[Opening DATA PROVIDED section]

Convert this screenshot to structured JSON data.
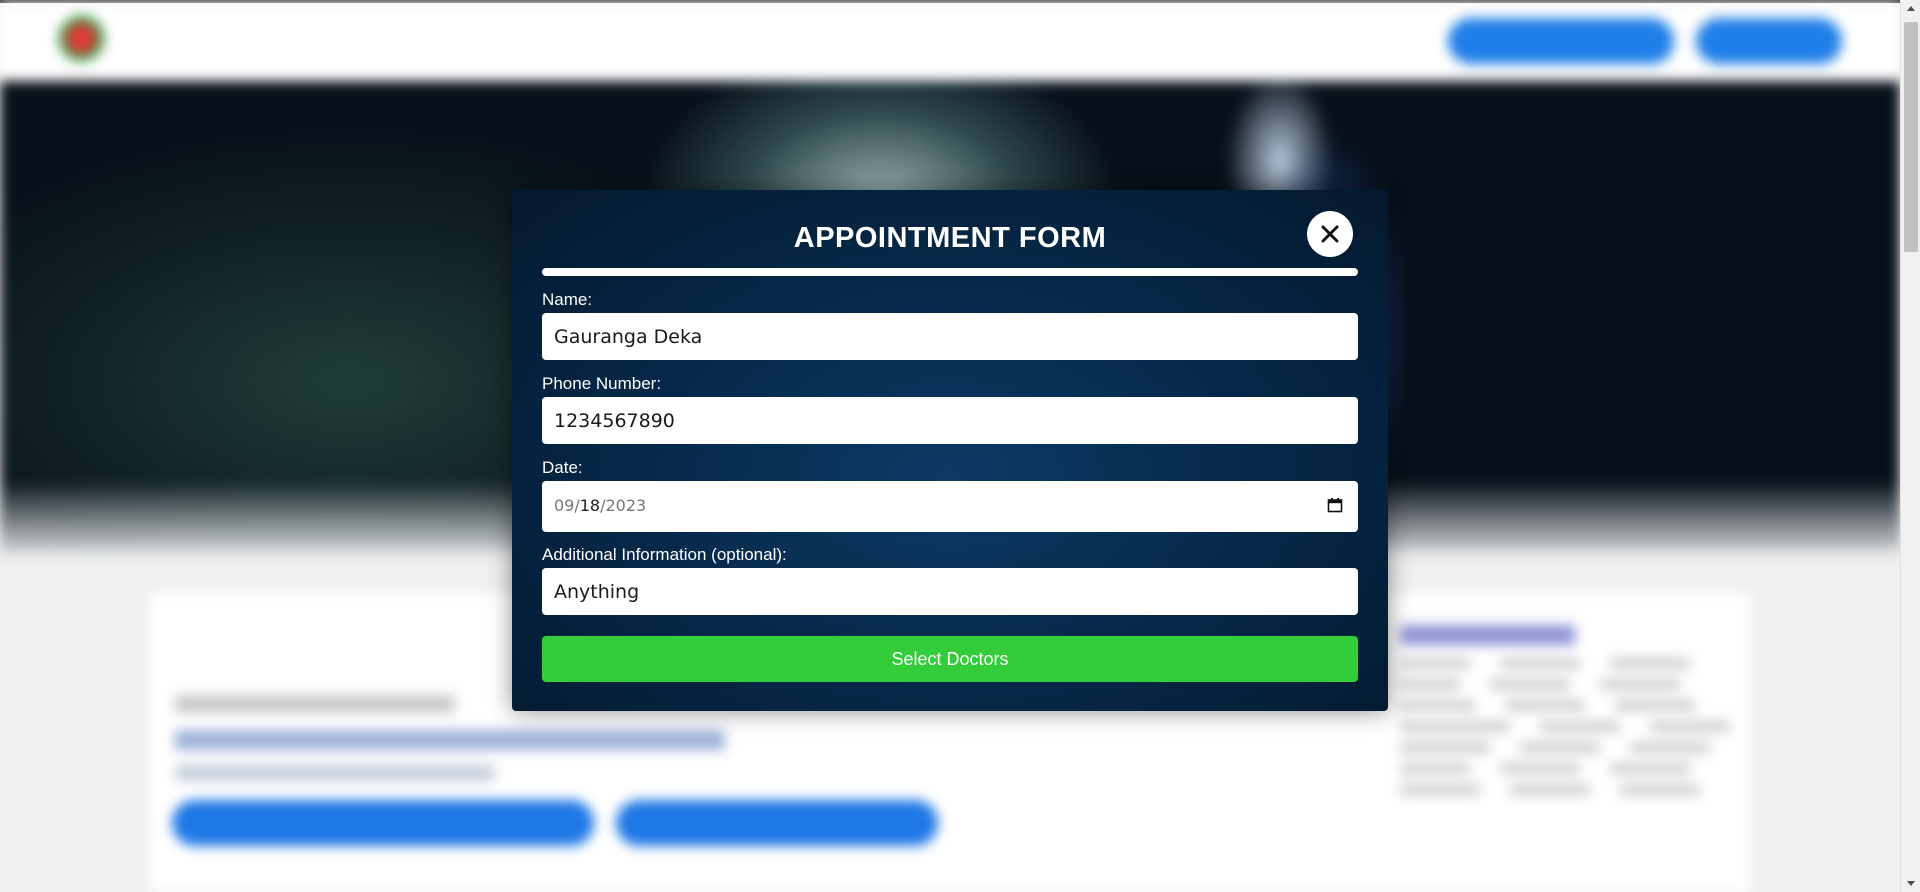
{
  "modal": {
    "title": "APPOINTMENT FORM",
    "fields": {
      "name_label": "Name:",
      "name_value": "Gauranga Deka",
      "phone_label": "Phone Number:",
      "phone_value": "1234567890",
      "date_label": "Date:",
      "date_month": "09",
      "date_day": "18",
      "date_year": "2023",
      "info_label": "Additional Information (optional):",
      "info_value": "Anything"
    },
    "submit_label": "Select Doctors",
    "close_icon": "close-icon"
  },
  "icons": {
    "close": "close-icon",
    "calendar": "calendar-icon"
  },
  "colors": {
    "submit_green": "#33cc3a",
    "modal_background": "#062a4c",
    "accent_blue": "#1f7fe8"
  }
}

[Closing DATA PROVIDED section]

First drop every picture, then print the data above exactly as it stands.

* _OUTPUT_
Convert this screenshot to structured JSON data.
{
  "modal": {
    "title": "APPOINTMENT FORM",
    "fields": {
      "name_label": "Name:",
      "name_value": "Gauranga Deka",
      "phone_label": "Phone Number:",
      "phone_value": "1234567890",
      "date_label": "Date:",
      "date_month": "09",
      "date_day": "18",
      "date_year": "2023",
      "info_label": "Additional Information (optional):",
      "info_value": "Anything"
    },
    "submit_label": "Select Doctors",
    "close_icon": "close-icon"
  },
  "icons": {
    "close": "close-icon",
    "calendar": "calendar-icon"
  },
  "colors": {
    "submit_green": "#33cc3a",
    "modal_background": "#062a4c",
    "accent_blue": "#1f7fe8"
  }
}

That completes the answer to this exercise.